[Edit: The account my father is talking about was the account the shelter establishes at its headquarters for all residents to bankroll income toward a first- and last-month’s rent once housing is secured.]
Back at the Pound, my dad went to hunt down our caseworker and ask for his approval to make a withdrawal. I slumped in the sofa in the living room and waited for Dad to come back. I was dully aware of the door swinging open and Dad storming inside. “Okay, kid, let’s go.”
“Go? Where?” I moaned. “God, just let me die.”
I guess I shouldn’t have said that because Dad got all worked up and started barking, “You’re not gonna die, moron. C’mon, we’re taking you to this clinic I heard of.”
Later, strapped in Betsy with my head lolling to one side, I groaned, “I thought you said you were going to pull some money from the account for medicine?”
“Yeah, well, guess who’s being an asshole?”
Even with a fever it was no stretch of the imagination. “Our caseworker? How’s that?”
“Says we can’t take any money out of our own account. He knows we’re broke, I deposited that cash there, and now we can’t touch it?!”
We took me over to a local free clinic. I was taken in and then I laid down on the patient’s counter. The clinician asked my dad to step out for privacy.
She poked my stomach.
“When did the vomiting start?”
“And you felt fine yesterday?”
“Yeah.” Oh, how I’d taken it for granted.
“Are you sexually active?”
“What?” I hadn’t even had my first kiss yet. Not that I was going to tell the clinician that. “No, I don’t even have a boyfriend!”
“Well, you don’t always need to have one for that.”
“I’m very sure it’s food poisoning or the flu.”
At the end of the day, there wasn’t much that could be done beyond telling me to “go home and get some rest.” Easier said than done. We went to the local park. Dad set out the old blanket we kept in Betsy’s trunk and I flopped down on it like a bear rug. We were lucky it was a warm, sunny spring day. Dad said the vitamin D would do me well. I think we both knew the real reason. We couldn’t be back at the Pound until 5pm.
“You know, when most kids get sick they look like sick kids. Seeing how messed up you look, I think this is your first time being grown-up sick,” Dad said. I just groaned my concurrence.
Today – two days later – our caseworker asked if I was still sick. I’m recovering (obviously. I’m writing again). My dad said our caseworker approached him and said we could get our funds now if we wanted. My dad argued we should have had them two days ago.
The caseworker replied, “Well, I was going to let you have access. Here, you need the money. Go ahead, go get it.”
I can’t imagine a more stupid and thoughtless thing to say. All I can think right now is how nice it would have been to feel better a couple days sooner. I know there’s going to be make-up work when I get back to school.
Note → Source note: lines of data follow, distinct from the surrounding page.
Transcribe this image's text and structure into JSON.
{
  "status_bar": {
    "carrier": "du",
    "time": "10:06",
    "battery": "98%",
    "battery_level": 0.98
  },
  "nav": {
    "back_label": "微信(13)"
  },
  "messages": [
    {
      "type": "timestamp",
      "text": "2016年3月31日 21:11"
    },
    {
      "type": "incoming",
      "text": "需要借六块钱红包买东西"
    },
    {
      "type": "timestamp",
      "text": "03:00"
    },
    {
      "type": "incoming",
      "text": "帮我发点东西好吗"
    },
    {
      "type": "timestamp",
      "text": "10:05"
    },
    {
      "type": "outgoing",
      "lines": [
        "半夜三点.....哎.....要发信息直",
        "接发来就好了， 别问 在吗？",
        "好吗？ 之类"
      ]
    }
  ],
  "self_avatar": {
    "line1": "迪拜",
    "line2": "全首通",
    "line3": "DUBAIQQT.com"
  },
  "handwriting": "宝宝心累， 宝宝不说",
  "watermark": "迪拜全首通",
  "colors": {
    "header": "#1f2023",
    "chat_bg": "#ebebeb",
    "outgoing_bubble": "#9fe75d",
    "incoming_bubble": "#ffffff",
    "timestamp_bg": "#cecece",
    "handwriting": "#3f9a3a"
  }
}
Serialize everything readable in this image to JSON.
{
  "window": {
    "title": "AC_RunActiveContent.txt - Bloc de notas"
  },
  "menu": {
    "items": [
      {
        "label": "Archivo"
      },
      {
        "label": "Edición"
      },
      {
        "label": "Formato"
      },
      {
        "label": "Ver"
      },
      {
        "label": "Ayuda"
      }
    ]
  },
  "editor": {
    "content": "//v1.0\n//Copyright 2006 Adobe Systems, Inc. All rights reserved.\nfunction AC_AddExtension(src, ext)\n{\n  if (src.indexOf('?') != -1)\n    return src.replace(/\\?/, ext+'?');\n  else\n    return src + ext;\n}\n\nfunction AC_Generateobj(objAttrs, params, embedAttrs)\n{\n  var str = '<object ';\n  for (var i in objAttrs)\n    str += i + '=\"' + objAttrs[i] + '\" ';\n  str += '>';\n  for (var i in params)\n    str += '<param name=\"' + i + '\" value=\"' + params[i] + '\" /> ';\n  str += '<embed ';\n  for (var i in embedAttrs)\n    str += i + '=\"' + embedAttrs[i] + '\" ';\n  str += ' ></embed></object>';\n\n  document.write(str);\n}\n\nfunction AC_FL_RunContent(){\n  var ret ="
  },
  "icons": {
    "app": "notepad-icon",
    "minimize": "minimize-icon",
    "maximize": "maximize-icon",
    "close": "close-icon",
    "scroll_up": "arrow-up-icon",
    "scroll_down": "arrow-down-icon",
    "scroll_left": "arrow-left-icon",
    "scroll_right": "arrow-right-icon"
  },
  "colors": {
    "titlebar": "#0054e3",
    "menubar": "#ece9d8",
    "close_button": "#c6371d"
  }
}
I was sick, but I had the basic sanitation and shelter to recover. People struggling with homelessness on the streets do not have these luxuries. The shame of Los Angeles, Skid Row, is notorious for being a Petri dish of infections and diseases that normally don’t appear in developed countries. About three years ago, an outbreak of tuberculosis spread among denizens of the tent city. Just last fall, the CEO of the Union Rescue Mission, Andy Bale, was exposed to E. Coli, Strep, and Staph infections. The infections were severe enough to cripple him.
In a country that’s lauded for being among the richest in the world and second only to China in the number of billionaires, why are we so destitute in our compassion? For a nation prided on equality and alleged equal opportunity, America’s wealth gap among its own citizens is nauseating. Walk down an urban street and it’s clear that the most disadvantaged individuals in homelessness are those who are ill or disabled in some way. They’re usually victims patient dumping. This shouldn’t be the way you treat anyone.
But if no one cares, what are you supposed to do?
Don’t get sick. Don’t break a bone. Don’t have irregular blood pressure. Or asthma. Or poor vision, hard hearing, a cavity, or – God forbid – a mental disorder. Because, according to our society, if your immune system isn’t hacking it after living in such a close-quarter environment on little sleep and minimal nutrition, then you have no one to blame but yourself.